Small-restaurant

The future restaurant is smaller but more profitable

Posted by
conor
Conor Sheridan
on 24 November 2021

In this Snack we look at the next evolution of restaurant business models. In particular – how changing consumer tastes offer an opportunity for brands to optimise for productivity and profitability 📈💰.

 

Prior to March 2020, RevPASH was THE labour productivity metric for much of the industry.

RevPASH is revenue per available seat or Total Revenue ÷ Seat Hours. (Seat Hours = Number of Seats x Hours Open)

A restaurant’s labour productivity is primarily focused on the ergonomics turning tables. Or in layman terms; how many bums can you get on seats each day?

Unfortunately over the last 20 months bums and seats have been forced apart (we won’t get into pandemic talk here). But in response to this we’ve also seen a huge spike in demand off-premise (delivery/takeout) dining globally. Meaning bums are on seats somewhere and they still want to eat! 🍔

 

Brands that have leaned into the principle that their food is best enjoyed wherever the hell their customers want, have better maintained and even grown their revenues over the last 20 months.

The majority of brands are reporting that off-premise dining as a % of revenue has maintained. Even as dining rooms have re-opened in 2021. Similar to the current hybrid work movement – diners want flexibility in how and where they enjoy their meals.


 

This trend isn’t going anywhere. If you are prepared to accept that, it opens up a whole new sea of opportunity and increased profitability 💸💸💸.

I can already picture the dis-belief on your faces…but hear me out.

Let’s say pre-pandemic your restaurants were approx 250 sqm and 70 seaters on average.

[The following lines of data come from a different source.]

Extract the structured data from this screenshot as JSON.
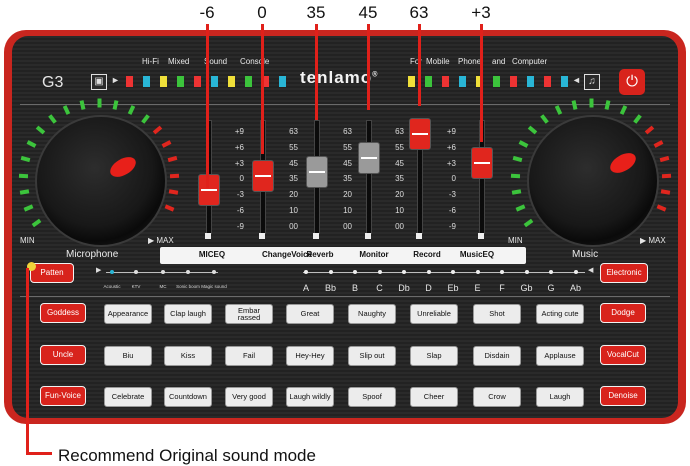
{
  "callouts": [
    "-6",
    "0",
    "35",
    "45",
    "63",
    "+3"
  ],
  "top_labels": {
    "left": [
      "Hi-Fi",
      "Mixed",
      "Sound",
      "Console"
    ],
    "right": [
      "For",
      "Mobile",
      "Phone",
      "and",
      "Computer"
    ]
  },
  "brand": "tenlamo",
  "brand_mark": "®",
  "model": "G3",
  "icons": {
    "profile": "profile-card-icon",
    "music": "music-note-icon",
    "power": "power-icon"
  },
  "glyphs": {
    "power": "⏻",
    "music": "♫",
    "profile": "▣"
  },
  "dials": {
    "left": {
      "min": "MIN",
      "max": "MAX",
      "label": "Microphone"
    },
    "right": {
      "min": "MIN",
      "max": "MAX",
      "label": "Music"
    }
  },
  "fader_scales": [
    [
      "+9",
      "+6",
      "+3",
      "0",
      "-3",
      "-6",
      "-9"
    ],
    [
      "63",
      "55",
      "45",
      "35",
      "20",
      "10",
      "00"
    ],
    [
      "63",
      "55",
      "45",
      "35",
      "20",
      "10",
      "00"
    ],
    [
      "63",
      "55",
      "45",
      "35",
      "20",
      "10",
      "00"
    ],
    [
      "+9",
      "+6",
      "+3",
      "0",
      "-3",
      "-6",
      "-9"
    ]
  ],
  "faders": [
    {
      "name": "MICEQ",
      "value": "-6",
      "level": 0.33,
      "color": "#e0261e"
    },
    {
      "name": "ChangeVoice",
      "value": "0",
      "level": 0.5,
      "color": "#e0261e"
    },
    {
      "name": "Reverb",
      "value": "35",
      "level": 0.55,
      "color": "#9a9a9a"
    },
    {
      "name": "Monitor",
      "value": "45",
      "level": 0.72,
      "color": "#9a9a9a"
    },
    {
      "name": "Record",
      "value": "63",
      "level": 1.0,
      "color": "#e0261e"
    },
    {
      "name": "MusicEQ",
      "value": "+3",
      "level": 0.66,
      "color": "#e0261e"
    }
  ],
  "modes": {
    "button": "Patten",
    "labels": [
      "Acoustic",
      "KTV",
      "MC",
      "Sonic boom",
      "Magic sound"
    ]
  },
  "keys": [
    "A",
    "Bb",
    "B",
    "C",
    "Db",
    "D",
    "Eb",
    "E",
    "F",
    "Gb",
    "G",
    "Ab"
  ],
  "electronic": "Electronic",
  "left_buttons": [
    "Goddess",
    "Uncle",
    "Fun-Voice"
  ],
  "right_buttons": [
    "Dodge",
    "VocalCut",
    "Denoise"
  ],
  "sound_rows": [
    [
      "Appearance",
      "Clap laugh",
      "Embar rassed",
      "Great",
      "Naughty",
      "Unreliable",
      "Shot",
      "Acting cute"
    ],
    [
      "Biu",
      "Kiss",
      "Fail",
      "Hey-Hey",
      "Slip out",
      "Slap",
      "Disdain",
      "Applause"
    ],
    [
      "Celebrate",
      "Countdown",
      "Very good",
      "Laugh wildly",
      "Spoof",
      "Cheer",
      "Crow",
      "Laugh"
    ]
  ],
  "note": "Recommend Original sound mode",
  "colors": {
    "accent": "#d8231c",
    "panel": "#262626",
    "callout": "#e0201a",
    "ring_on": "#3cc43c",
    "ring_hot": "#e0261e"
  }
}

To hit your sales budgets each week those seats needed to be filled and turned at breakneck pace. Cue – the ever so gentle dance of delivering remarkable dining experiences with a stopwatch in hand ⌛.

 

 

To service 2/3 turns of 70 seats each evening you likely need 3-5 kitchen staff and 6-10 front of house staff on shift depending on the layout of your restaurant and service style.

Now imagine you can achieve the same revenue in a 80sqm unit with the same (or smaller) kitchen team and only 2-3 front of house staff? How? By re-designing your model to service an omni-channel experience (e.g. 35% Dine in – 40% Delivery – 25% Take out).

By setting up to cater better for flexible dining habits you are able to cut off 66% of your real estate costs and up to 50% of your labour costs.

Better yet, your labour can’t spiral out of control because the physical space doesn’t exist  – it forces operators to build out logistical spaces with ergonomics in mind. It equally forces restaurant teams to operate more efficiently 🤯.

For a real world application of this check out the guys in Oath Pizza.

Granted – this doesn’t fit every brand’s business model for sure. But as the saying goes; in every crisis there is opportunity. The industry is going through a digital transformation of mammoth proportions.

There is a unique opportunity right now to take stock of where the demand winds are blowing and how best you can shape your business model to service them. All the while still optimising for healthy bottom line profitability.